Although 2017 had the warmest temperatures compared to previous years, there was still 1,106.8mm of rain, which is something we tend to expect in the UK. Although it can be lovely enjoying a hot tub in the snow, and even in a bit of drizzle, it may not be something you want to do when it is properly raining. You may even feel uncomfortable sitting in direct sunlight. Think about the weather and whether or not you want to perhaps place the hot tub under some sort of all weather protection.
There’s an element to any decor change at home that is vastly underestimated, and that is convenience. Often it is something you only think about after you can’t really change anything. Rather than going out to your hot tub wishing you had thought about convenience, instead think about the practical elements of its use before you place it.
- Lighting – Can you see the path to the hot tub in the dark? If you’re walking barefoot on a path, you want to be able to see where you’re going! Don’t just rely on solar lights because they may not get charged for when you need them, and the light can often be weak.
- Walkway – Grass can get muddy, so a paved path to your hot tub is a really good idea.
- Towels – Where will your flip flops and towels go? A simple stand or hook for the items you will put on after you’ve been in the tub will be really handy.
- Non-slip – Also a safety concern, the slippiness of the surfaces used to access the hot tub should be grippy so you don’t have to worry about hurting yourself when using the hot tub.
- The Nearest Door – How easy is the nearest door to open and close? When it is freezing and you’re wet, something convenient like bifolding doors would be really handy!
How Does It Look?
Although you won’t care about how the hot tub looks when you’re in it, you won’t want it to be an eyesore in your garden either. Decking with a recessed hot tub looks really nice, although recessed hot tubs tend to be more expensive. A hot tub simply placed can look a little strong, but you can easily build some gating around it to make it into an intended ‘hot tub zone’. Think about views you enjoy from the house, and think about how a hot tub might affect that. Walk around your garden and try to imagine your hot tub in different areas. Ideally you can make a feature of it, but at the very least it shouldn’t take away from your outdoor area aesthetically.
Placing Your Hot Tub For Optimum Enjoyment
However you look at it, hot tubs aren’t cheap and along with preparation they can end up costing in excess of £25,000 pounds for the most expensive types. So it makes sense to put the same care and attention into your hot tub placement that you would with any other big purchase and addition to your home. Take your time, seek expert advice, and think about the details, so when your hot tub is finally placed, you’ll have nothing to worry about apart from which champagne to sip whilst you soak away in bubbled bliss.
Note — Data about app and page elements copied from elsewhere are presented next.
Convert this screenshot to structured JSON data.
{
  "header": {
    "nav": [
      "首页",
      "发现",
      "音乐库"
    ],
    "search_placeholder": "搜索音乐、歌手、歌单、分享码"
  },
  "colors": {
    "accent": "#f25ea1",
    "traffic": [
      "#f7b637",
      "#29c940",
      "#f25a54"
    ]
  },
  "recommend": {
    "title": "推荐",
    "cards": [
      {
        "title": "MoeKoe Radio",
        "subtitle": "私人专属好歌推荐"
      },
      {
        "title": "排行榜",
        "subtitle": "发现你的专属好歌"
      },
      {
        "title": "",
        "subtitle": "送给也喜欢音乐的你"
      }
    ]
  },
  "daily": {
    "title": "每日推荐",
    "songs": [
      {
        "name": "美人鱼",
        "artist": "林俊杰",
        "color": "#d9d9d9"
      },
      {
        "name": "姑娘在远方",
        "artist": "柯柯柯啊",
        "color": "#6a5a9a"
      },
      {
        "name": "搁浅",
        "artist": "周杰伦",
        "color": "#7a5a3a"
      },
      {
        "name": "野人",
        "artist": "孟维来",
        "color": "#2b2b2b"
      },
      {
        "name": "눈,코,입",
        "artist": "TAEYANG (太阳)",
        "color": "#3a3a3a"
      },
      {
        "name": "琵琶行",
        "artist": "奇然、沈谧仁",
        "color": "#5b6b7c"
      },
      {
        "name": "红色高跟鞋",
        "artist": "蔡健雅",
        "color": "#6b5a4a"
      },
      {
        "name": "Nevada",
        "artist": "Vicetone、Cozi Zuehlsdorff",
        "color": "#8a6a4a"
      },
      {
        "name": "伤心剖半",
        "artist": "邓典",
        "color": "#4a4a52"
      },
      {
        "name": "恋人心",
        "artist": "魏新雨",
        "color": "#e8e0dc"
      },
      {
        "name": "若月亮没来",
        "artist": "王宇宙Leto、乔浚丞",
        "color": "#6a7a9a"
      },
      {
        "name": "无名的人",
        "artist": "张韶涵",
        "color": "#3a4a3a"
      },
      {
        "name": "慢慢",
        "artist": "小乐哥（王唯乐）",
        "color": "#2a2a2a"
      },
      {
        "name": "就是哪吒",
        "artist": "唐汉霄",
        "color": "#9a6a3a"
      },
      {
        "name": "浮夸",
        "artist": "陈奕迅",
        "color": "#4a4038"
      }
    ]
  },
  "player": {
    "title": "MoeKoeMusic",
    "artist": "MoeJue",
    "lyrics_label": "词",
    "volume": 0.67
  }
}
I hope this post has made it easier for on deciding where to place the hot tub in your garden.
You may like this post on tips on using your garden all year round.
Thanks for stopping by today.
*This is a collaborative post.